If, for instance, a user triggers a first_open event, but their user ID has been already stored by GA4 in the past, they will be counted as a returning user.
Limitations of Unique Visitors Data in GA
Google’s way of measuring unique visitors is not perfect. Returning users can be counted as unique visitors sometimes, which causes inaccurate data reporting.
In the following scenarios, Google Analytics 4 will encounter anomalies while trying to measure unique visitors:
- Ad-blockers and privacy-focused browsers: visitors who employ ad-blockers and different browsers with privacy-focused features will not appear as Unique Users in your GA4 dashboard. Fathom Analytics is a Google Analytics alternative that is blocked by less ad-blockers and browsers than GA.
- Cross-device cookie tracking: if the same user accesses your website through multiple devices or a different operating system, it will be counted as a new unique visitor.

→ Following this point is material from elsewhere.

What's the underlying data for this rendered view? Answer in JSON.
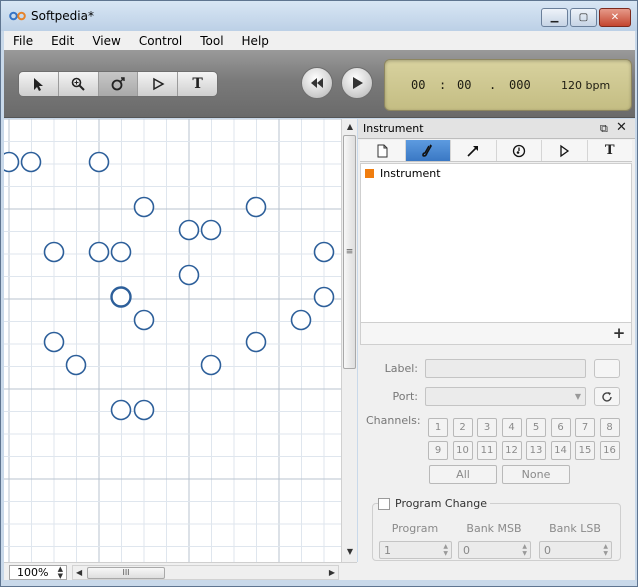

- Multiple individuals using the same device: if more than one person uses a single device to see your website, they will count as a single person towards the Unique Visitors web metric.
- Incognito browsing modes contribute to inaccuracies: Incognito Browsing Modes, such as Google Chrome Incognito Mode, causes users to be seen as new users, even if they are returning visitors.
- Local laws/regulations that make data collection limited: privacy regulations in some countries establish that websites can only store cookies if users give their consent. Google Analytics 4 has a cookie Consent Mode, which provides users with the option to get their user sessions tracked by cookies or not.
Where to Find Unique Visitors in Google Analytics 4
You can see how many unique visitors your site gets simply by logging into your Google Analytics account.
After you log in to Google Analytics account, go to the main Home Tab. There, you will see a graphic that shows you both Users and New Users.
“Users” refers to each unique visitor your website has obtained during the past few days.
Remember that you can change the date range of the graphic to get monthly, weekly or daily insights into the Unique Visitor metric.
If you have recently made the switch from UA to GA4, remember that the tools do not track unique visitors equally, even if the term “Users” appear the same.
GA4 tracks unique visitors based on events, whereas UA tracks unique visitors based on sessions.
This is all you need know about unique visitors concepts and definitions in Google Analytics 4. Keep in mind that unique visitor metrics should be analyzed, interpreted and checked based on your own website’s audience and goals.
Are Unique Visitors Same as Unique Pageviews?
No, unique visitors and unique pageviews are not the same. Unique pageviews are the number of times that certain web pages have been viewed by a unique visitor over a certain time period. This means that if a unique visitor sees 3 different pages, Google Analytics 4 will count it as 3 page views, but only a single Unique Page View.